But now it appears that the courts have reversed their ruling yet again.  In a decision handed down on Friday, two federal judges determined that the case of gene patent validity comes down to the meaning of the word “isolated.”  Judge Sweet’s ruling last year to invalidate Myriad’s patents was based on the scientific fact that genes are derivative of human nature, not an invention, and therefore could not be patented.  The judge’s decision was quite controversial for patent lawyers since the United States Patent and Trademark Office had already granted patents for over 4,000 human genes.

In last week’s court reversal,  it was determined that Myrriad‘s gene patents are indeed valid, thus restoring patent rights to the company.  The court’s reversal revealed the fact that there was a huge lack of understanding of DNA, genes, and genomes.  The court used the reasoning that “isolated DNA” is different than the natural DNA in humans, and this distinction allows it to be patented.  The judges wrote in the ruling:

“Native DNA exists in the body as one of forty-six large, contiguous DNA molecules…Isolated DNA, in contrast, is a free-standing portion of a native DNA molecule, frequently a single gene…Accordingly, BRCA1 and BRCA2 in their isolated state are not the same molecules as DNA as it exists in the body.”

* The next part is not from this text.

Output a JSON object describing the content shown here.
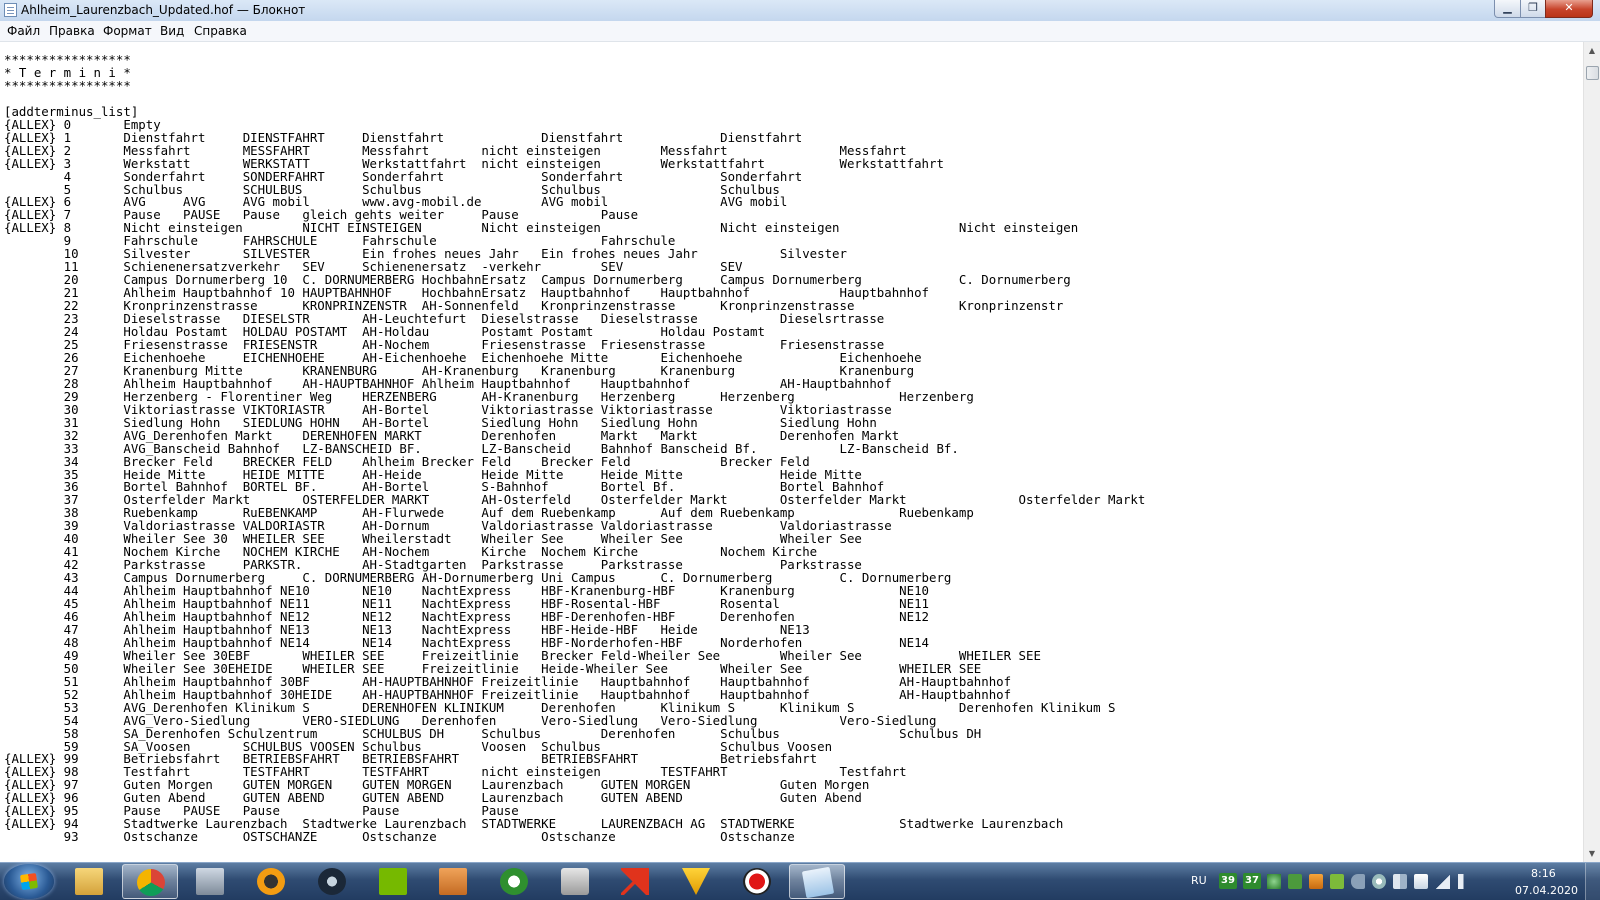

Scientists, disgruntled over the reversal, claim that genes are “isolated” by our body’s own genetics when they are copied into RNA and then converted into proteins.  What continues to trouble scientists is that they claim gene patents slow down the progress of science and genetics as legalities arise for anyone who wants to work with any of those genes.